Nelson and his good-hearted dog tweets have continually done the daily work of injecting much-needed whimsy into our ongoing struggle against the darkness. But now he’s joined forces with an unlikely ally to remind us that there is still love and joy and the possibility for reconciliation in the world. Alongside him? His archnemesis Brent (real name Brant Walker).
Brant/Bront/Brent seems to have become quite chummy with Nelson in the intervening years. Perhaps they were inspired to forge a friendship despite their polarized ideological platforms, out of a shared wish to ensure that kindheartedness, empathy, and hope, rather than wastefulness, greed, and cruelty, continue to be the driving forces behind modern American society.
In private Twitter messages, Brint approached Nelson with a stunning update on his life, and a proposition: Would Nelson like to virtually meet, and rate, Brynt’s new dog?
Clearly, Nelson would.

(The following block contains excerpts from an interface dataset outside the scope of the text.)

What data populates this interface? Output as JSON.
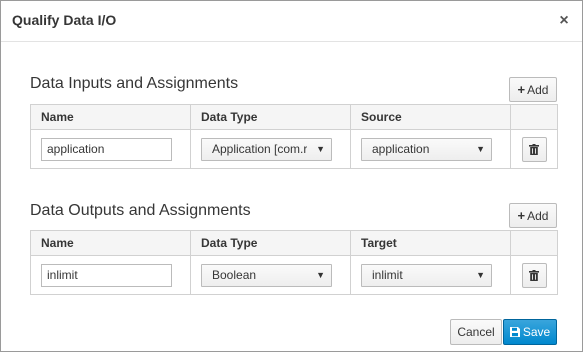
{
  "dialog": {
    "title": "Qualify Data I/O",
    "close_symbol": "×"
  },
  "inputs": {
    "title": "Data Inputs and Assignments",
    "add_label": "Add",
    "columns": [
      "Name",
      "Data Type",
      "Source"
    ],
    "rows": [
      {
        "name": "application",
        "data_type": "Application [com.r",
        "source": "application"
      }
    ]
  },
  "outputs": {
    "title": "Data Outputs and Assignments",
    "add_label": "Add",
    "columns": [
      "Name",
      "Data Type",
      "Target"
    ],
    "rows": [
      {
        "name": "inlimit",
        "data_type": "Boolean",
        "target": "inlimit"
      }
    ]
  },
  "footer": {
    "cancel_label": "Cancel",
    "save_label": "Save"
  },
  "icons": {
    "add": "plus-icon",
    "delete": "trash-icon",
    "save": "floppy-disk-icon",
    "dropdown": "caret-down-icon",
    "close": "close-icon"
  },
  "colors": {
    "primary": "#0088ce",
    "header_bg": "#f5f5f5",
    "border": "#d1d1d1"
  }
}
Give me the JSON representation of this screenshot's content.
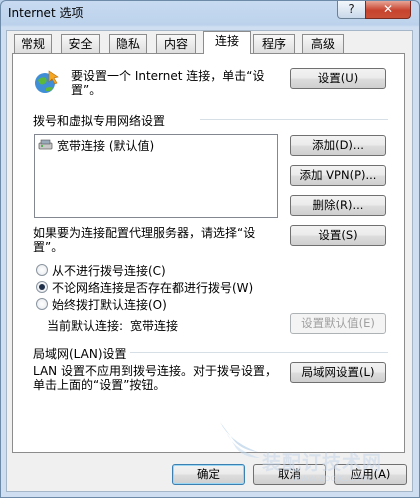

Thus, the world met Charlie, and nearly two years after the indelible exchange occurred, it ended as we can only hope all such conflicts will: in peace, happiness, and plenty of In-N-Out fries for everyone.
Folks... we have come full circle. This is Charlie, dog of Brant. He naps in a pineapple and really likes french fries. 14/10 you’ve got a good dog, Brent pic.twitter.com/iYnjpphWau
Of course, the cynical among us might say that by the very dog-rating standards he advocated for in 2016, Brœnt’s dog isn’t more than a 6.5 or a 7.0 or so on the @dog_rates scale of dog rating. But that argument misses the point about what made this such a popular meme.
“They’re good dogs Brent” transcends cynicism. That’s what makes it so powerful.
The assertion “they’re good dogs Brent” was never about aesthetics, or even about dogs. It was really about expressing a tranquil, calm joy in the face of pessimism and buzz-harshing. It was a moment in which a Hater was met, and vanquished, by the sheer power of commitment to an idealistic principle. In this case, the principle is that all dogs are good dogs. The @dog_rates Twitter account had clearly placed that principle at the heart of its simple mission, and Brient’s cynicism simply couldn’t counteract the strength of its commitment to celebrating good dogs.
So when we celebrate Nelson’s simple own of Brünt, we’re also saying that we, too, believe that all dogs are good dogs; that there are fundamental truths about the inherent goodness and rightness of all dogs, and maybe even all of earth’s creatures — including humans — that transcend snarky internet criticism.
Ultimately, this compassionate and open-hearted read on the world extended to Brent himself: Brant got his own dog rated, and Charlie was deemed to be a Good Dog, worthy of a 14/10 on the dog_rates scale.
While the return of this meme might not seem like a hard-hitting retaliation against the perpetual attacks on our basic humanity which currently punctuate daily life in America, it’s actually a crucial restorative.
For one thing, its continued popularity gives us all common ground, as so much of the pet-loving internet does. For another, it’s a blunt reminder of our historical template for progress: Get to know the thing you hate — in this case, cute dogs — and you may learn to love it.
Even more crucially, if we extend kindness to the haters in our midst, while standing strong in our convictions about the worth and dignity of all earth’s creatures, soon, they, too, might learn to view the beings around them with love and generosity instead of distrust and skepticism. This teachable moment continues to illustrate that deep down, all of us just want to be loved for who we are, patted on the head, and told we’re good.